— Description of the task —
Would you print the records as they stand, down to the last character?

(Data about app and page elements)
'''

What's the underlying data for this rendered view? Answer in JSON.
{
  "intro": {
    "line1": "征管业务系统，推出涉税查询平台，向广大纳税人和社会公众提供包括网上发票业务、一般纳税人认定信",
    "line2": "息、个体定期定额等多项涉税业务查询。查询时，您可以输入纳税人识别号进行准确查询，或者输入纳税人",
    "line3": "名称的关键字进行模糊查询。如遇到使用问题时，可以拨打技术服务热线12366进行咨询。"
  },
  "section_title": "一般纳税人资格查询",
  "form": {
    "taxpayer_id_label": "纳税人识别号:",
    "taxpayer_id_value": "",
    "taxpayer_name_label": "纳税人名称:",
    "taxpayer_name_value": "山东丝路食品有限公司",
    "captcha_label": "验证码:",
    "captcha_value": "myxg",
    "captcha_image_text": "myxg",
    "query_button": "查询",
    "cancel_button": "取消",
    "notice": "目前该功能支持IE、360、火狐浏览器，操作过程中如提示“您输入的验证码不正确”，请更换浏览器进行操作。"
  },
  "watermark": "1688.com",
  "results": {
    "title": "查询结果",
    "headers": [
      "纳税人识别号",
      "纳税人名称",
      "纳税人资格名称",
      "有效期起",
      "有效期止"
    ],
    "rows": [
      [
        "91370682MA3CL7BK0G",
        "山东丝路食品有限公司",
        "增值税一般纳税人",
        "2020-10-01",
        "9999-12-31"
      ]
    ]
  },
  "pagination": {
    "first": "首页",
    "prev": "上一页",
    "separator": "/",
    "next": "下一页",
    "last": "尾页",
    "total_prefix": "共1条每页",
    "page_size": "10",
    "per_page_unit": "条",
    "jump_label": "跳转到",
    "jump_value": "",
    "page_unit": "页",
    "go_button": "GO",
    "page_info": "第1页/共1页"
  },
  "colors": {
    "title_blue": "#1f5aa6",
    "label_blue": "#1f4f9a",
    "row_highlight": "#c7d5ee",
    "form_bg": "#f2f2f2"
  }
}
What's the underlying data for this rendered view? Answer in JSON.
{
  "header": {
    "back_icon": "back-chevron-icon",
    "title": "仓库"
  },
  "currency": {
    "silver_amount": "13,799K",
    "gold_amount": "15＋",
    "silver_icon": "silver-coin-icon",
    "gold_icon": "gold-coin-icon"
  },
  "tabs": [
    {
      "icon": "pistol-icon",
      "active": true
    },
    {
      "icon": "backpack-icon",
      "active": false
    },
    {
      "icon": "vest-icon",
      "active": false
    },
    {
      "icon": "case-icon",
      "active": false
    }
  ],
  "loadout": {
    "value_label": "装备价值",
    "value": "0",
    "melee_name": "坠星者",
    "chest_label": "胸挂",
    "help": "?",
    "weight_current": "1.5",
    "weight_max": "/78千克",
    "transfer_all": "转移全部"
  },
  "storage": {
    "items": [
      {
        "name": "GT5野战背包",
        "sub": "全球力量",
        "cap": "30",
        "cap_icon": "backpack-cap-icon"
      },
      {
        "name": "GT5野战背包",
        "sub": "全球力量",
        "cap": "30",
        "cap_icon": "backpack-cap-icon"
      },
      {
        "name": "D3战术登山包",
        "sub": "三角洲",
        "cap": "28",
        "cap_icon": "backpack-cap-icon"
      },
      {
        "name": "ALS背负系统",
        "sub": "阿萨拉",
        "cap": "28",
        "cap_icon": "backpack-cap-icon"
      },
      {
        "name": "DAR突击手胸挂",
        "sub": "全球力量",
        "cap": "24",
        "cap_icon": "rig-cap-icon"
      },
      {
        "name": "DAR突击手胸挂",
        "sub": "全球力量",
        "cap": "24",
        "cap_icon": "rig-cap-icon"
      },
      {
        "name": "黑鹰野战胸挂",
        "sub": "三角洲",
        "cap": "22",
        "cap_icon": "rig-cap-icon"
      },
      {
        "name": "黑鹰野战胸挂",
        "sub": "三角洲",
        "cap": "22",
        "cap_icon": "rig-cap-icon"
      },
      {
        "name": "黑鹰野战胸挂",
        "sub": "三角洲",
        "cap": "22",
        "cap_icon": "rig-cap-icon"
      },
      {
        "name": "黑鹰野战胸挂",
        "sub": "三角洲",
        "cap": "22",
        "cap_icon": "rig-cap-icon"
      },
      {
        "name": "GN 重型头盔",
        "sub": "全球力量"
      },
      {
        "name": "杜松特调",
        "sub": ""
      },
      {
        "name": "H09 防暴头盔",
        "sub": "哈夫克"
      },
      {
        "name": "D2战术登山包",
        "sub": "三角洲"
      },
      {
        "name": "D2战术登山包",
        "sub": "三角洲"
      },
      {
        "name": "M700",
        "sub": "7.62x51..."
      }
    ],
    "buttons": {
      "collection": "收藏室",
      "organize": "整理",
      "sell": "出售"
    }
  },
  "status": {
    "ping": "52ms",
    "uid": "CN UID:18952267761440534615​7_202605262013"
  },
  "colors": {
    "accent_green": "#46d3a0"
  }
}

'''

— Solution —
What's the underlying data for this rendered view? Answer in JSON.
{
  "intro": {
    "line1": "征管业务系统，推出涉税查询平台，向广大纳税人和社会公众提供包括网上发票业务、一般纳税人认定信",
    "line2": "息、个体定期定额等多项涉税业务查询。查询时，您可以输入纳税人识别号进行准确查询，或者输入纳税人",
    "line3": "名称的关键字进行模糊查询。如遇到使用问题时，可以拨打技术服务热线12366进行咨询。"
  },
  "section_title": "一般纳税人资格查询",
  "form": {
    "taxpayer_id_label": "纳税人识别号:",
    "taxpayer_id_value": "",
    "taxpayer_name_label": "纳税人名称:",
    "taxpayer_name_value": "山东丝路食品有限公司",
    "captcha_label": "验证码:",
    "captcha_value": "myxg",
    "captcha_image_text": "myxg",
    "query_button": "查询",
    "cancel_button": "取消",
    "notice": "目前该功能支持IE、360、火狐浏览器，操作过程中如提示“您输入的验证码不正确”，请更换浏览器进行操作。"
  },
  "watermark": "1688.com",
  "results": {
    "title": "查询结果",
    "headers": [
      "纳税人识别号",
      "纳税人名称",
      "纳税人资格名称",
      "有效期起",
      "有效期止"
    ],
    "rows": [
      [
        "91370682MA3CL7BK0G",
        "山东丝路食品有限公司",
        "增值税一般纳税人",
        "2020-10-01",
        "9999-12-31"
      ]
    ]
  },
  "pagination": {
    "first": "首页",
    "prev": "上一页",
    "separator": "/",
    "next": "下一页",
    "last": "尾页",
    "total_prefix": "共1条每页",
    "page_size": "10",
    "per_page_unit": "条",
    "jump_label": "跳转到",
    "jump_value": "",
    "page_unit": "页",
    "go_button": "GO",
    "page_info": "第1页/共1页"
  },
  "colors": {
    "title_blue": "#1f5aa6",
    "label_blue": "#1f4f9a",
    "row_highlight": "#c7d5ee",
    "form_bg": "#f2f2f2"
  }
}
What's the underlying data for this rendered view? Answer in JSON.
{
  "header": {
    "back_icon": "back-chevron-icon",
    "title": "仓库"
  },
  "currency": {
    "silver_amount": "13,799K",
    "gold_amount": "15＋",
    "silver_icon": "silver-coin-icon",
    "gold_icon": "gold-coin-icon"
  },
  "tabs": [
    {
      "icon": "pistol-icon",
      "active": true
    },
    {
      "icon": "backpack-icon",
      "active": false
    },
    {
      "icon": "vest-icon",
      "active": false
    },
    {
      "icon": "case-icon",
      "active": false
    }
  ],
  "loadout": {
    "value_label": "装备价值",
    "value": "0",
    "melee_name": "坠星者",
    "chest_label": "胸挂",
    "help": "?",
    "weight_current": "1.5",
    "weight_max": "/78千克",
    "transfer_all": "转移全部"
  },
  "storage": {
    "items": [
      {
        "name": "GT5野战背包",
        "sub": "全球力量",
        "cap": "30",
        "cap_icon": "backpack-cap-icon"
      },
      {
        "name": "GT5野战背包",
        "sub": "全球力量",
        "cap": "30",
        "cap_icon": "backpack-cap-icon"
      },
      {
        "name": "D3战术登山包",
        "sub": "三角洲",
        "cap": "28",
        "cap_icon": "backpack-cap-icon"
      },
      {
        "name": "ALS背负系统",
        "sub": "阿萨拉",
        "cap": "28",
        "cap_icon": "backpack-cap-icon"
      },
      {
        "name": "DAR突击手胸挂",
        "sub": "全球力量",
        "cap": "24",
        "cap_icon": "rig-cap-icon"
      },
      {
        "name": "DAR突击手胸挂",
        "sub": "全球力量",
        "cap": "24",
        "cap_icon": "rig-cap-icon"
      },
      {
        "name": "黑鹰野战胸挂",
        "sub": "三角洲",
        "cap": "22",
        "cap_icon": "rig-cap-icon"
      },
      {
        "name": "黑鹰野战胸挂",
        "sub": "三角洲",
        "cap": "22",
        "cap_icon": "rig-cap-icon"
      },
      {
        "name": "黑鹰野战胸挂",
        "sub": "三角洲",
        "cap": "22",
        "cap_icon": "rig-cap-icon"
      },
      {
        "name": "黑鹰野战胸挂",
        "sub": "三角洲",
        "cap": "22",
        "cap_icon": "rig-cap-icon"
      },
      {
        "name": "GN 重型头盔",
        "sub": "全球力量"
      },
      {
        "name": "杜松特调",
        "sub": ""
      },
      {
        "name": "H09 防暴头盔",
        "sub": "哈夫克"
      },
      {
        "name": "D2战术登山包",
        "sub": "三角洲"
      },
      {
        "name": "D2战术登山包",
        "sub": "三角洲"
      },
      {
        "name": "M700",
        "sub": "7.62x51..."
      }
    ],
    "buttons": {
      "collection": "收藏室",
      "organize": "整理",
      "sell": "出售"
    }
  },
  "status": {
    "ping": "52ms",
    "uid": "CN UID:18952267761440534615​7_202605262013"
  },
  "colors": {
    "accent_green": "#46d3a0"
  }
}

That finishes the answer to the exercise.